One of the many benefits of home education is that your child can learn in the way that most benefits them. It’s not a “one size fits all”. Some children need hands-on activities to help them understand a concept, while others might learn better through visual or audio material.
It wasn’t until I was an adult that I realized I learn better and retain information by reading it, not hearing it. In high school, if a teacher gave a lecture, my mind wandered, but if I read the material, I stayed more focused.
I’m homeschooling children #4 and #5 right now and one of the ways they learn best is through games (board games, video games, etc.), visual material, and experimenting on their own. At seven and eight years old, my son and daughter enjoy learning because they’re doing it in a way that makes the most sense to them. In this post, we’re going to focus on using games as a learning tool, better known as gameschooling.
Educational Games For Homeschoolers
According to an article on the Harvard Graduate School of Education website;
“Parents and educators need to be able to navigate a tremendous amount of content and options when selecting games that will engage children in authentic learning. While not an exhaustive list, Rosenheck notes that good games will:

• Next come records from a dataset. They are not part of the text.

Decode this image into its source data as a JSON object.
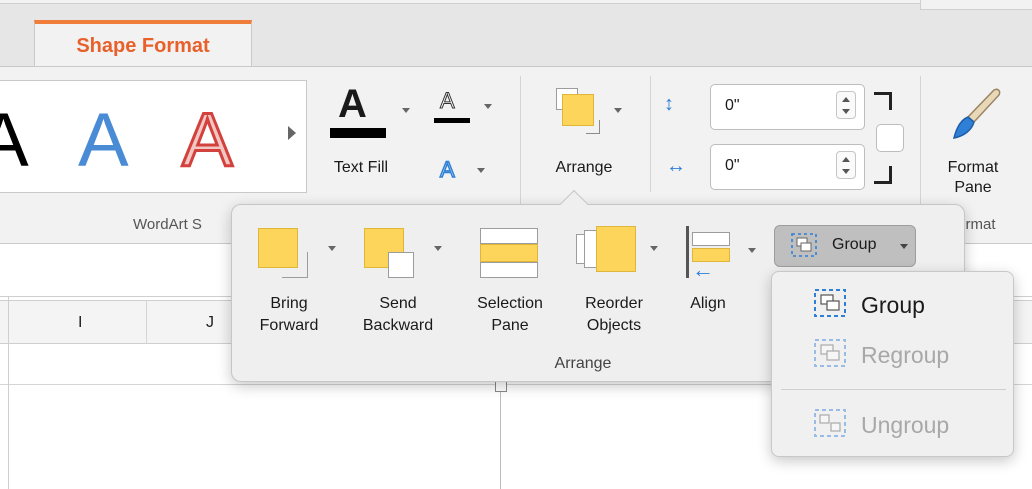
{
  "tabs": {
    "active": "Shape Format"
  },
  "ribbon": {
    "wordart_group_label": "WordArt S",
    "text_fill_label": "Text Fill",
    "arrange_label": "Arrange",
    "height_value": "0\"",
    "width_value": "0\"",
    "format_pane_label": [
      "Format",
      "Pane"
    ],
    "format_group_label": "Format"
  },
  "columns": [
    "I",
    "J"
  ],
  "arrange_popover": {
    "bring_forward": [
      "Bring",
      "Forward"
    ],
    "send_backward": [
      "Send",
      "Backward"
    ],
    "selection_pane": [
      "Selection",
      "Pane"
    ],
    "reorder_objects": [
      "Reorder",
      "Objects"
    ],
    "align": "Align",
    "group_button": "Group",
    "section_label": "Arrange"
  },
  "group_menu": {
    "items": [
      {
        "label": "Group",
        "enabled": true
      },
      {
        "label": "Regroup",
        "enabled": false
      },
      {
        "label": "Ungroup",
        "enabled": false
      }
    ]
  },
  "colors": {
    "accent": "#e8612b",
    "shape_yellow": "#fcd55a",
    "wordart_blue": "#4a8bd6",
    "wordart_red": "#d2413c",
    "disabled_text": "#a8a8a8"
  }
}
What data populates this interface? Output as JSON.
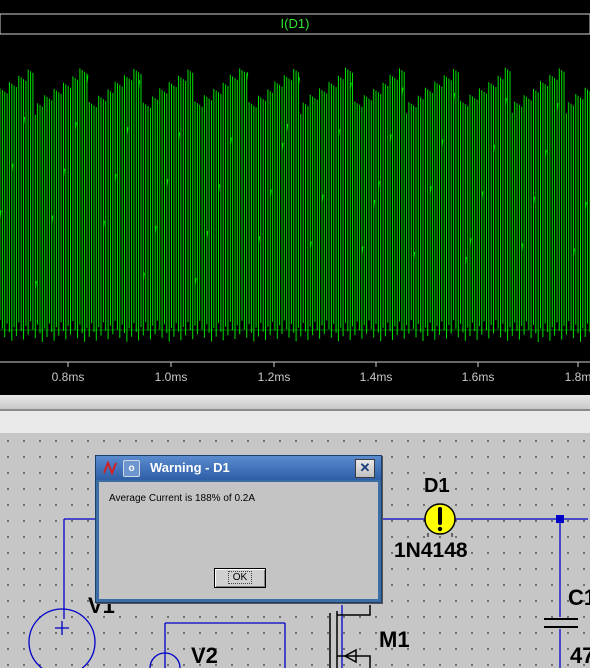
{
  "waveform": {
    "trace_name": "I(D1)",
    "x_ticks": [
      "0.8ms",
      "1.0ms",
      "1.2ms",
      "1.4ms",
      "1.6ms",
      "1.8m"
    ],
    "trace_color": "#00e000"
  },
  "schematic": {
    "diode_ref": "D1",
    "diode_part": "1N4148",
    "source_v1": "V1",
    "source_v2": "V2",
    "mosfet_ref": "M1",
    "cap_ref": "C1",
    "cap_value_partial": "47",
    "diode_warning_glyph": "!"
  },
  "dialog": {
    "title": "Warning - D1",
    "sys_icon": "o",
    "close_glyph": "✕",
    "message": "Average Current is 188% of 0.2A",
    "ok_label": "OK"
  },
  "colors": {
    "wire": "#0000c8",
    "waveform_bg": "#000000",
    "dialog_title": "#2e5ea6"
  }
}
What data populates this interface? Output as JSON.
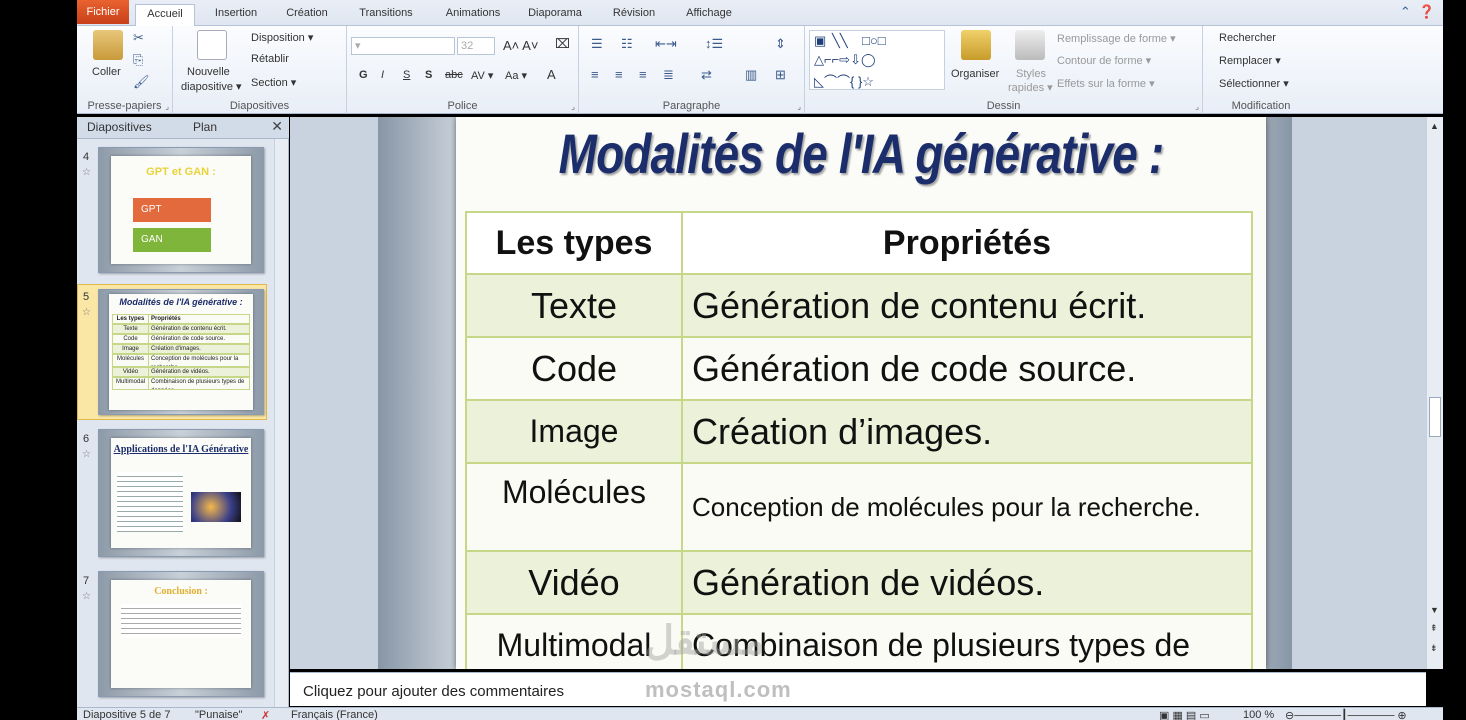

- Give players agency or choice in the way they play or their goals in the game.
- Spark curiosity, making players ask more questions and wonder how things work.
- Provide “hard fun” — an appropriate level of challenge that is engaging and satisfying”.
And, according to the Early Intervention Research Group at Northwestern University;
“The researchers found that video games and apps that were interactive and educational had a positive effect on children’s brain development. However, violent and exclusively entertaining media had a negative effect on children’s brain development.
One study showed that educational games can help preschoolers learn coding, literacy, and math skills. Another study focused on characters in educational games showed that creating a strong bond with an in-game character can improve the child’s learning. A study that looked at games that involved movement and exercise, called “exergames,” found that the games can help improve children’s decision-making and overall main functions of the brain”.
Video games have come a long way since I started homeschooling in 2004. I remember my daughter (now 25 years old) playing The Oregon Trail on CD with our clunky desktop computer. Times have changed since then, and so have video games.
There are many video game options so we’ll just focus on a few that we (and other homeschoolers in our local group have tried) but tell us in the comment section what video games you use in your homeschooling.
Best Educational Games For Homeschoolers
Plays.org is a free, browser-based treasure trove of video games! There are no ads and they have many different categories. We’ve been using their science and math games for about a month and both of my kids enjoy it and have learned a lot!
My daughter wanted to know more about cells and the first game that showed up when I searched ‘educational’ was Doc Duck: Cells and Life which helped her understand the role cells play in our body.
My seven-year-old son likes playing Sesame Street The Hungry Games. He has some fine motor skill issues (same as my oldest son) so this game is good practice for him to use the mouse and keypad.
2. IXL.com – Another homeschooling mom in our local group said her two boys, ages 8 and 10, enjoy the online IXL.com curriculum games. We haven’t tried the games on there so please comment below and let us know if you’re kids have benefitted from them.
3. A popular one among homeschoolers is Teach Your Monster To Read. We tried this about a year ago but stopped for whatever reason. Maybe we’ll give it another try this homeschooling year.
4. Another homeschool mom shared that her daughter uses Prodigy Math for her 11-year-old. She said, “She’s been playing it since she was in 3rd grade. It’s like a game but math-based. She loves it”.
Please share your educational games for homeschoolers in the comment section below. Also, if you provide educational games, feel free to leave a link in a comment so we can check it.